Testing done by the University of Washington has shown that copper can leach from both ACQ and AC-B wood into soils. However, copper is non-toxic and the levels of leaching are minimal. If a plant absorbed high amounts of copper it would die long before anyone could eat any food derived from the plant. Copper is a major concern when it comes to water systems however. Do not use ACQ or AC-B wood near streams or waterways since leaching will kill aquatic life.

Organic Standards

The USDA states, "This provision prohibits the use of lumber treated with arsenate or other prohibited materials for new installations or replacement purposes in contact with an organic production site." ACQ and AC-B woods have not specifically been reviewed by the National Organic Program, but they have stated, "Some copper does leach from ACQ-treated lumber, making it unsafe for garden use."

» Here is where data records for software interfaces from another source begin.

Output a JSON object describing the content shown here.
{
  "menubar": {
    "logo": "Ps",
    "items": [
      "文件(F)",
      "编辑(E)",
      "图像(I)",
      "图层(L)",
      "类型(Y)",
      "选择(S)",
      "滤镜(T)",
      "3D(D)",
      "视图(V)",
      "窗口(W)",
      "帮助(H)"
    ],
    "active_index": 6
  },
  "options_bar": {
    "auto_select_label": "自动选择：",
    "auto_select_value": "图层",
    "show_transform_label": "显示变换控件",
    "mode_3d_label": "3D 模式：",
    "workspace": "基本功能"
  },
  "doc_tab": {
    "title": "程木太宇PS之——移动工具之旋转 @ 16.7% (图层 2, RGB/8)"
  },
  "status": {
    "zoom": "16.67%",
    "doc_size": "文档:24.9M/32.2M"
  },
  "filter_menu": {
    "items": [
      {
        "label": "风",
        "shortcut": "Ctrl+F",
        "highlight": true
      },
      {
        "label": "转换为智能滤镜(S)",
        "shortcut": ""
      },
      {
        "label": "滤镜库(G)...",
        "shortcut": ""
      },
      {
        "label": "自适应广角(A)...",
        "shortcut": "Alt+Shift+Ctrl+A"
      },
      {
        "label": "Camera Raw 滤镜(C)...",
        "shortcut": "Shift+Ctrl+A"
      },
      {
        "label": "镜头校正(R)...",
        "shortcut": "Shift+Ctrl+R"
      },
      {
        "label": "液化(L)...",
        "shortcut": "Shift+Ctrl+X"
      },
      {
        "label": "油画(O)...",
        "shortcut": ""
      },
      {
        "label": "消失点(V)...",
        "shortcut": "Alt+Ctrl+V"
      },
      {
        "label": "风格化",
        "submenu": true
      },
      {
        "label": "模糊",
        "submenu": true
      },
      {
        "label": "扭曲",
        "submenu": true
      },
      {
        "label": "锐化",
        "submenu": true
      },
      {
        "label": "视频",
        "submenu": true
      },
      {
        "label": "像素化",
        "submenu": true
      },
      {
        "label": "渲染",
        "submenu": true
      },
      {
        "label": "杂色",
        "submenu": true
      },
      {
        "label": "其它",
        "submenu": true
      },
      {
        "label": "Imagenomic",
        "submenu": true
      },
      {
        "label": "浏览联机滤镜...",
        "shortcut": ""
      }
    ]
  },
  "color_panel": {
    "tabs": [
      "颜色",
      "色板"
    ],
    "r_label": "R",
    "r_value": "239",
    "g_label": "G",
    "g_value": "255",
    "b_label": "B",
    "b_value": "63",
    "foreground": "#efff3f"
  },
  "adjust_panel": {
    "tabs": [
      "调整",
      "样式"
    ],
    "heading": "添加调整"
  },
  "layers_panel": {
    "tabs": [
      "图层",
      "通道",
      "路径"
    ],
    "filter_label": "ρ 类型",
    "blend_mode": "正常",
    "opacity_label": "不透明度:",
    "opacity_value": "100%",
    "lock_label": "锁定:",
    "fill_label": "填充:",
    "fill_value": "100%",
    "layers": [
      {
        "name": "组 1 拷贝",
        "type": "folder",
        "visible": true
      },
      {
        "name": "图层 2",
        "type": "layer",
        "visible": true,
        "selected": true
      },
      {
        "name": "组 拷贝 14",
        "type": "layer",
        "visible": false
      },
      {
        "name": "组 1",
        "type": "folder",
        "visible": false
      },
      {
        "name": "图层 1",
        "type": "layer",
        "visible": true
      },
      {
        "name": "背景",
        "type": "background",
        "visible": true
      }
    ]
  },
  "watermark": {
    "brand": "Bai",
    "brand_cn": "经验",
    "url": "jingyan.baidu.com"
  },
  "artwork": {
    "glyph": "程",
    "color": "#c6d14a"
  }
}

  • Natural Resistance - Some woods possess natural resistance to rot or insect pests though they can be expensive and are often limited by region. Cypress, Locust, Redwood and red cedar are all natural options for raised beds which do not pose any threat. The wood does not last as long as pressure treated lumber, but can always be burned or reused when replacements are necessary.
  • Plastic Wood - As silly as it may sound, companies have found a way to create wood look-alike substances created from discarded consumer plastic. Not only do the "boards" have the same resistance of plastic, but also help to save pounds of waste from landfills. Often raised bed kits can be purchased as well as single pieces for individual projects.
  • Stone or brick can be used to create walls around raised soils. Though more labor intensive, the structures are durable enough to outlast wood many times over.